● **EXERCISE DESCRIPTION**
Below are entries. Pull out all lines containing "operacji".

● **AVAILABLE DATA**
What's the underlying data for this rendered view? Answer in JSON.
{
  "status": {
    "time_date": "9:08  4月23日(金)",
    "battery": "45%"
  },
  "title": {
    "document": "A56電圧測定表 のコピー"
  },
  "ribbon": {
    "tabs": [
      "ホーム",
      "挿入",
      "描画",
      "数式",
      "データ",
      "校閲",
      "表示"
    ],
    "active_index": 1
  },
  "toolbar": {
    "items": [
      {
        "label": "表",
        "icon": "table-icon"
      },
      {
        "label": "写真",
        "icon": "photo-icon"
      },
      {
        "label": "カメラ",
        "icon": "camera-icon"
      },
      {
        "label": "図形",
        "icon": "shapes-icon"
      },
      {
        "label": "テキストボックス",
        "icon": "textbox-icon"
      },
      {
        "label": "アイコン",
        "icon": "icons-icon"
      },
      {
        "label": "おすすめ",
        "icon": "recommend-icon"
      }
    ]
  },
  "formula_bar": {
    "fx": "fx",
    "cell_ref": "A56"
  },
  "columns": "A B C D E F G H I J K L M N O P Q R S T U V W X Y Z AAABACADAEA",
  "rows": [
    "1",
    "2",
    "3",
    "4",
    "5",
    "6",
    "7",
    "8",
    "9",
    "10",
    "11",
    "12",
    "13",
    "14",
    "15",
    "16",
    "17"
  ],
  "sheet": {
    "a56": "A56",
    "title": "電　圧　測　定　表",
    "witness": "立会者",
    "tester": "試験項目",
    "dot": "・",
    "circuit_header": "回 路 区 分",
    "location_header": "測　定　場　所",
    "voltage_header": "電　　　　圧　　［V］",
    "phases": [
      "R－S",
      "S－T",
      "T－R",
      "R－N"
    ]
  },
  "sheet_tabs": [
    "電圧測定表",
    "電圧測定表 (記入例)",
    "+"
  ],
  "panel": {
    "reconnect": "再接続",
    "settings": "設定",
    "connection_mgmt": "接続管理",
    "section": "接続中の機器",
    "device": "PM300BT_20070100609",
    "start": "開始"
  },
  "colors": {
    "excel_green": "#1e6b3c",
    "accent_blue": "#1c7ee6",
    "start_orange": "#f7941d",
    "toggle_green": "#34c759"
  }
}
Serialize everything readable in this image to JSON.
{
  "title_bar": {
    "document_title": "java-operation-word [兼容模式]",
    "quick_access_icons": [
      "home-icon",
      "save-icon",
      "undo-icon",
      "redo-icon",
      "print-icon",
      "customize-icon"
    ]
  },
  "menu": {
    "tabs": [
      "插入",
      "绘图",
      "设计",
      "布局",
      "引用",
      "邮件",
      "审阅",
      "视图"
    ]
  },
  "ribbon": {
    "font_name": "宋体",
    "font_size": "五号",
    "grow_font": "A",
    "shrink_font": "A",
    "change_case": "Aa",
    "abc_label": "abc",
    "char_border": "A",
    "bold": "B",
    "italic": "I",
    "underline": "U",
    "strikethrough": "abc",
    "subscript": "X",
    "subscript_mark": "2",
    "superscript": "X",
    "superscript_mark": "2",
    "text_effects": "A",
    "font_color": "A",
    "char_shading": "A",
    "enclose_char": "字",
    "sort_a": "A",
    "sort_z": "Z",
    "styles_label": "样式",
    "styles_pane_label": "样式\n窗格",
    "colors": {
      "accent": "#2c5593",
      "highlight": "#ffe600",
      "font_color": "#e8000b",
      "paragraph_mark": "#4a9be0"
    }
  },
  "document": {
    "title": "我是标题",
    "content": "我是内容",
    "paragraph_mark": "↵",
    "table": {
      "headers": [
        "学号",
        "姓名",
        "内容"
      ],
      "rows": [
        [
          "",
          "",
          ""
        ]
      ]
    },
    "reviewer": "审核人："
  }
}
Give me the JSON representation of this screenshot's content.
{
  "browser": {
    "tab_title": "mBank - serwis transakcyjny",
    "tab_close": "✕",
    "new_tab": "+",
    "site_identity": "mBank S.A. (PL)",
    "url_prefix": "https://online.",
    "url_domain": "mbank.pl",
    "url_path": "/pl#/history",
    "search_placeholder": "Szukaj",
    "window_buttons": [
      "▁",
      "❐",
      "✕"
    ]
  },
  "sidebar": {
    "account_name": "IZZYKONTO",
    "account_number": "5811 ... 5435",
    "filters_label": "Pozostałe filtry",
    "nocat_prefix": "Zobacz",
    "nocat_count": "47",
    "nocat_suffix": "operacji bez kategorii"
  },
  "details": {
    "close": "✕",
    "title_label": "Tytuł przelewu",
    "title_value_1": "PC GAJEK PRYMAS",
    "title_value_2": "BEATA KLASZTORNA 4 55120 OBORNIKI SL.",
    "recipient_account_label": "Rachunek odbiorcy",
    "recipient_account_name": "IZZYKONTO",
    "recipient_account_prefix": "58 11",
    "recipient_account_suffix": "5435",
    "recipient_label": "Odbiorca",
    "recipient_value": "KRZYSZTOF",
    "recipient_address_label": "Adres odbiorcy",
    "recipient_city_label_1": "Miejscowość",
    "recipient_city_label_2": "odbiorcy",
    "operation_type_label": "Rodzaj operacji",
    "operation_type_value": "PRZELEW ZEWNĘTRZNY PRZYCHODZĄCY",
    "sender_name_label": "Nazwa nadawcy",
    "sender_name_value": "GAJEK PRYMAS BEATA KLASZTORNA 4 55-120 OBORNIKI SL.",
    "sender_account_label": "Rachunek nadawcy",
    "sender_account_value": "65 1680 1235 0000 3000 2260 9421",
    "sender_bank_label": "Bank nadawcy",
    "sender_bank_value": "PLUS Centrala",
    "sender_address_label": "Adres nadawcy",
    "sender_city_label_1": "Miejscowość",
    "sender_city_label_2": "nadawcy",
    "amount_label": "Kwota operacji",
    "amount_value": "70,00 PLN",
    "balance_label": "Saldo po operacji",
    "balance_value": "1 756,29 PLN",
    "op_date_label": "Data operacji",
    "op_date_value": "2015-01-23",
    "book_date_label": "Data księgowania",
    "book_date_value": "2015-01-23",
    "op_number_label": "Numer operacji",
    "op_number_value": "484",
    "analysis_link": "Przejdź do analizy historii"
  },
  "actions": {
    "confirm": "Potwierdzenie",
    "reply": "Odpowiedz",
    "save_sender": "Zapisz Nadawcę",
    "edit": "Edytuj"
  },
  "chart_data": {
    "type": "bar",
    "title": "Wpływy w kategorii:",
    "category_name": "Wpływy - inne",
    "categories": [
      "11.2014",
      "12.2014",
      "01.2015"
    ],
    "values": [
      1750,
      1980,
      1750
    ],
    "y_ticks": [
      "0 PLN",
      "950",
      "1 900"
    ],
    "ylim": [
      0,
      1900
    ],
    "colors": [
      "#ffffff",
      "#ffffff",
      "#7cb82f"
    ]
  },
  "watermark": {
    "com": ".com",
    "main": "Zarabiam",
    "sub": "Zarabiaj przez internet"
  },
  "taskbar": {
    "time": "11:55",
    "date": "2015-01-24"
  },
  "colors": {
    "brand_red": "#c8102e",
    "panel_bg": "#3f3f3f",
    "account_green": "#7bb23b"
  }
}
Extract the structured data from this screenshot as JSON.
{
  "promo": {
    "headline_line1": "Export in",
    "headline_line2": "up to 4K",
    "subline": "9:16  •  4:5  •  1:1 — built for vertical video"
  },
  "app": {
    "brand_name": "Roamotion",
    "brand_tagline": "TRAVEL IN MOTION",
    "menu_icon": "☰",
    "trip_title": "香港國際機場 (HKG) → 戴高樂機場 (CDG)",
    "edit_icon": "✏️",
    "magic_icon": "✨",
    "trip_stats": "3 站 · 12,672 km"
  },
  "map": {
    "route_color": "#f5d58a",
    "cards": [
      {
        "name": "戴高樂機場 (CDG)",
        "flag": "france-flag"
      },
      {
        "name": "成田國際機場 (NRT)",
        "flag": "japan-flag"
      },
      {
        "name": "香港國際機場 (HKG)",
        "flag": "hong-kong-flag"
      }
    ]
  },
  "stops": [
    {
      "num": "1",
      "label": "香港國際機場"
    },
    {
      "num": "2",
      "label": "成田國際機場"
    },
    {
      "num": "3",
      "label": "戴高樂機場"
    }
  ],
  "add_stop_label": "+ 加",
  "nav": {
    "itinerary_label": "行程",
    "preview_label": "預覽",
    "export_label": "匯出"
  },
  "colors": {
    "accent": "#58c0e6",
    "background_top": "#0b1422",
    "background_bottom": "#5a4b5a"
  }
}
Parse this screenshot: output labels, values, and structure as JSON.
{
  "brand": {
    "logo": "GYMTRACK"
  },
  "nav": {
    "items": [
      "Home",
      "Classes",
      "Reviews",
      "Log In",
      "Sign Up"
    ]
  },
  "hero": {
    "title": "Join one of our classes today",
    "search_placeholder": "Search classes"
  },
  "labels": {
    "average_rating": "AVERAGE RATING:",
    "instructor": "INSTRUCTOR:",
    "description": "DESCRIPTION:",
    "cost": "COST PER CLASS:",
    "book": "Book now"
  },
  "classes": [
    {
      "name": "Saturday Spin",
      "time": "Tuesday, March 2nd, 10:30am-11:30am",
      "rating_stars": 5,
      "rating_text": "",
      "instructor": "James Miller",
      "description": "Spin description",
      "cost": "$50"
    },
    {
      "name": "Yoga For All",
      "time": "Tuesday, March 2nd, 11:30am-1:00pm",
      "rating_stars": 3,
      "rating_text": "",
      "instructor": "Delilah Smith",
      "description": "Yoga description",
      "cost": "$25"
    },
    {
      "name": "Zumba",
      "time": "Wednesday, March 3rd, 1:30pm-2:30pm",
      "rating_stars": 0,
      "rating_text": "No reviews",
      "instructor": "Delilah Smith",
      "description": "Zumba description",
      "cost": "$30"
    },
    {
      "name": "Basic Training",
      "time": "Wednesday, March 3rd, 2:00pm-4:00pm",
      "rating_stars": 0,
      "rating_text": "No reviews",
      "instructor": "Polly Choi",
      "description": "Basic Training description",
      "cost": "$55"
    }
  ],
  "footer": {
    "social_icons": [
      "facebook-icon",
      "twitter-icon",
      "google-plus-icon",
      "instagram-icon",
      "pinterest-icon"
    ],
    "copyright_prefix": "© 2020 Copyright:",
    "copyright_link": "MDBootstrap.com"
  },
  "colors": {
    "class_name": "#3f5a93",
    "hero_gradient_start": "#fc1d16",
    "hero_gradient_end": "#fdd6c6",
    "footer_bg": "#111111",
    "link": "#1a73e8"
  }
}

● **OUTPUT OF THE TASK**
    "nocat_suffix": "operacji bez kategorii"
    "operation_type_label": "Rodzaj operacji",
    "amount_label": "Kwota operacji",
    "balance_label": "Saldo po operacji",
    "op_date_label": "Data operacji",
    "op_number_label": "Numer operacji",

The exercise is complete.